joked that he is not as skilled at (Katainen is 35 and
Niinisto is 58). Nevertheless, Niinisto knows he is the
CONS standard bearer in the voters' eyes and that he
will be a significant player regardless of whether the
party gets into government or not. He even went so far
as to suggest that if the unlikely occurred and CONS did
return to government, he would welcome being named
either Speaker of Parliament or Foreign Minister.

Comment
--------------

7. (SBU) Niinisto is a strong campaigner, a veteran
politician who has served both in opposition and in
government, and he is clearly the Conservatives' best
hope to pick up seats in the upcoming election. For
all these reasons, his sober assessment of CONS's
chances may be one of the better indicators that the
current CEN/SDP coalition is likely to remain in power
after the election. CEN and SDP have worked well --
and worked well together, in the voters' eyes -- and
CONS is still the dark horse. Some analysts say that
CONS, and Katainen, this year actually have their
sights set on the next election when they hope Katainen
will be more seasoned and the party better positioned
for an upset.

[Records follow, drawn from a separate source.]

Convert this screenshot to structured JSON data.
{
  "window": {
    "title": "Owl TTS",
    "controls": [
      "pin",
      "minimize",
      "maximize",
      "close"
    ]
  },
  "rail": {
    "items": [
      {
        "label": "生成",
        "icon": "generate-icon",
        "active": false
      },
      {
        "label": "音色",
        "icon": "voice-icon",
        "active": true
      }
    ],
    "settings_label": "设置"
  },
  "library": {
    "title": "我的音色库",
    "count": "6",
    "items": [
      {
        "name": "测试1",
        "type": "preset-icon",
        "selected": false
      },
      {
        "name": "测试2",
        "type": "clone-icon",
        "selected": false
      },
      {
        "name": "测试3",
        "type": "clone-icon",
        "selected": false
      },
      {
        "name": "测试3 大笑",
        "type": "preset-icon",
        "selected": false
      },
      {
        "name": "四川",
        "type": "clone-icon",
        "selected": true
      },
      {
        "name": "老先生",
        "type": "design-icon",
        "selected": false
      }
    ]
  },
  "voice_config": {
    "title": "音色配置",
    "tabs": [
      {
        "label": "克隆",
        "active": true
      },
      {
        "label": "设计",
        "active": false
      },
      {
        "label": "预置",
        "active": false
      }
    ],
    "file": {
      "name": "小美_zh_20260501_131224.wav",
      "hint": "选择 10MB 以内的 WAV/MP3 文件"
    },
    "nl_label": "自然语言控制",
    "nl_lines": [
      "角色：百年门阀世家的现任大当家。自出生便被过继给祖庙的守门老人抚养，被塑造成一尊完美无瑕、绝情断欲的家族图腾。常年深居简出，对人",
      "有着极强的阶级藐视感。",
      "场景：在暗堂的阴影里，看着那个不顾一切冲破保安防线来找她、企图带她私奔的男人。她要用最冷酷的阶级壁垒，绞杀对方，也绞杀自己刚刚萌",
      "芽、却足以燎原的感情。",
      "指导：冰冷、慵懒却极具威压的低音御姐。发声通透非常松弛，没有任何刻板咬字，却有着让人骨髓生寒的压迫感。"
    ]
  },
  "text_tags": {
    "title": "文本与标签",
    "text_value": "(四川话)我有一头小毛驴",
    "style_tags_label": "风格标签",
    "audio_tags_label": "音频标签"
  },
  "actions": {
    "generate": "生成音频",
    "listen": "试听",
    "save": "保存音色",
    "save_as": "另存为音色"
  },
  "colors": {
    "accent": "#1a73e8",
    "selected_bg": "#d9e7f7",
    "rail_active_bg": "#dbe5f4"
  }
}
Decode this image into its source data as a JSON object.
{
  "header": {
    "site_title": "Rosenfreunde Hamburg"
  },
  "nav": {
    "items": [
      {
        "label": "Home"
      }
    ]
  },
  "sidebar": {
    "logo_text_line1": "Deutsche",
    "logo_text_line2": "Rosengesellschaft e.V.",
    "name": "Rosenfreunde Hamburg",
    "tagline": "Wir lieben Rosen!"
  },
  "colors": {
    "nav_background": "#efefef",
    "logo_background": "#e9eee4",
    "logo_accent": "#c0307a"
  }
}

8. (SBU) Comment Continued: Perhaps more intriguing is
Niinisto's analysis of the SDP's ability to pull
strings, even if CEN wins. Many claim that the SDP did
just that in 2003, when it came in second and
reluctantly conceded the prime ministership, but managed
to grab both the Foreign and Finance Ministries --
arguably Finland's most powerful portfolios. Indeed,
over the past 40 years, the SDP has only been out of
power once -- from 1991 to 1995 -- and on that occasion
it actually won the election but stepped aside and
allowed CONS and CEN to form the government. Septel
will examine whether or not the current SDP leadership -
- which is showing some early signs of struggling at
this highest levels -- is still in position to play the
kingmaker role.
WARE